Boehlert Reflects on 25 Years of Bipartisanship
Spotlight on former House Science Committee Chairman Sherwood Boehlert
Sherwood Boehlert worked tirelessly in Congress for 12 terms as a Republican representative from upstate New York. Greatly respected for his bipartisan, conciliatory efforts and impressive environmental record, Boehlert voluntarily retired from government last December.
In January, Boehlert began a six-month residency as a public policy scholar at the Wilson Center, where he was writing a book reflecting on a quarter-century in Congress. He started out as a congressional staffer 43 years ago and was first elected to Congress in 1982. He then would serve on four committees during his career, sometimes concurrently.
Boehlert served on the House Committee on Science and Technology all 24 years, and chaired it for the last six years.

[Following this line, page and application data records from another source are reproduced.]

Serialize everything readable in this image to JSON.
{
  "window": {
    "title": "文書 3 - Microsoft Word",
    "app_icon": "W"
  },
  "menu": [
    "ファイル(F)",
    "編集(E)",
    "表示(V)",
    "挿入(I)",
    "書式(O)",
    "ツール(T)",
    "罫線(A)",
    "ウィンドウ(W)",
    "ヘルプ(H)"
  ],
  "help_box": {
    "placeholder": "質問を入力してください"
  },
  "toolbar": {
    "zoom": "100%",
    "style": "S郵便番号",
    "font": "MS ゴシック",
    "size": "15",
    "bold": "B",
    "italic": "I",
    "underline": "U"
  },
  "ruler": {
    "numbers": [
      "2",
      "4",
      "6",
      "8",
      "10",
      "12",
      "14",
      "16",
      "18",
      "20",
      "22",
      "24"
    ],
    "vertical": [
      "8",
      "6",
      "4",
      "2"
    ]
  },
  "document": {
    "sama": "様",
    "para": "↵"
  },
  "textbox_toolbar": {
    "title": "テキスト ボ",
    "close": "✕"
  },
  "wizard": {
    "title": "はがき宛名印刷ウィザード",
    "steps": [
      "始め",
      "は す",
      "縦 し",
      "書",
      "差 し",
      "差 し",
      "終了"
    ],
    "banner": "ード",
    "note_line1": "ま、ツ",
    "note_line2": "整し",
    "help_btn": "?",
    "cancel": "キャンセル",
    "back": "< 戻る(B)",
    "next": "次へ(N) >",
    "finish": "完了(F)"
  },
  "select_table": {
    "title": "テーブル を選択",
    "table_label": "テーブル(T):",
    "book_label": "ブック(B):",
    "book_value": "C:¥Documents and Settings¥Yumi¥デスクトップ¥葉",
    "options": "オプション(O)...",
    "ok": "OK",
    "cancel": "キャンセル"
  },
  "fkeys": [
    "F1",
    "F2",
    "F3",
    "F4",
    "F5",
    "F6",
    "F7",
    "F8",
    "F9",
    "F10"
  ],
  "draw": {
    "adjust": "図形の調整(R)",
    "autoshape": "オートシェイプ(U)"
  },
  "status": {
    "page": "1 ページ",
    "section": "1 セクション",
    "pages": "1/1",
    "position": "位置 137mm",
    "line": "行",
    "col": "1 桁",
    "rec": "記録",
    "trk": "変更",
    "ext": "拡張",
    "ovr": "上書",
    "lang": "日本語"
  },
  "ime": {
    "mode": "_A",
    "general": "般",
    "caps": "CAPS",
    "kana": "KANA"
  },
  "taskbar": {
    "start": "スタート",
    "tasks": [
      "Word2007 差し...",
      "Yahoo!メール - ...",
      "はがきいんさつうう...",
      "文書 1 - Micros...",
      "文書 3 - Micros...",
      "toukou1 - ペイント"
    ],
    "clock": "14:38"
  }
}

He spent 22 years on the Committee on Transportation and Infrastructure and chaired its Subcommittee on Water Resources and Environment. In addition, he spent eight years on the Permanent Select Committee on Intelligence and was appointed to the Committee on Homeland Security, newly created after the 9/11 attacks.
Reflecting from an institutional perspective, Boehlert expressed frustration that his party rose to the majority then foundered. He viewed the last congressional election not as a Democratic win, but as a Republican loss.
He said, "My book will examine where things in this great institution went awry, which enabled the long-suffering [Republican] minority to get to the majority, and where continued deviation from the norm resulted in a new majority reverting back to minority status."
On his committees, congressmen and staffers successfully pushed through critical legislation, which he attributed to bipartisan consensus. "If we sent legislation to a forensics lab, you'd find Democratic and Republic fingerprints all over it," he said. "We found common ground and we'd go forward. I'm convinced the American people are not that partisan; the vast majority are more centrist in their thinking."
Boehlert, in fact, is considered a moderate Republican, progressive on social issues, particularly the environment. "We New York Republicans are of a different breed," he said. "I'm an unabashed environmentalist."
A champion of environmental rights in Congress, Boehlert consistently defended legislation to keep our air and water clean. In 1990, for example, the Clean Air Act of 1990 contained a section he wrote on combating acid rain. "Water is the 21st-century version of oil in the last century," he said. "It's a commodity we take for granted."
He recalled long ago meeting an innovative leader and environmentalist, then-New York Governor Nelson Rockefeller, who inspired him. Boehlert never strayed from his own green vision which is, simply, "We have an obligation to protect and enhance the environment."
Boehlert admitted, "I'm not a scientist, but without the scientific background, I asked the obvious questions." He boasted that the Science Committee earned the scientific community's respect, as they collaborated on policy, most recently on nanotechnology legislation.
"Over the next decade, we should concentrate on meeting the unmet requirements of a growing, prosperous nation," he said, "particularly in economic development and human health."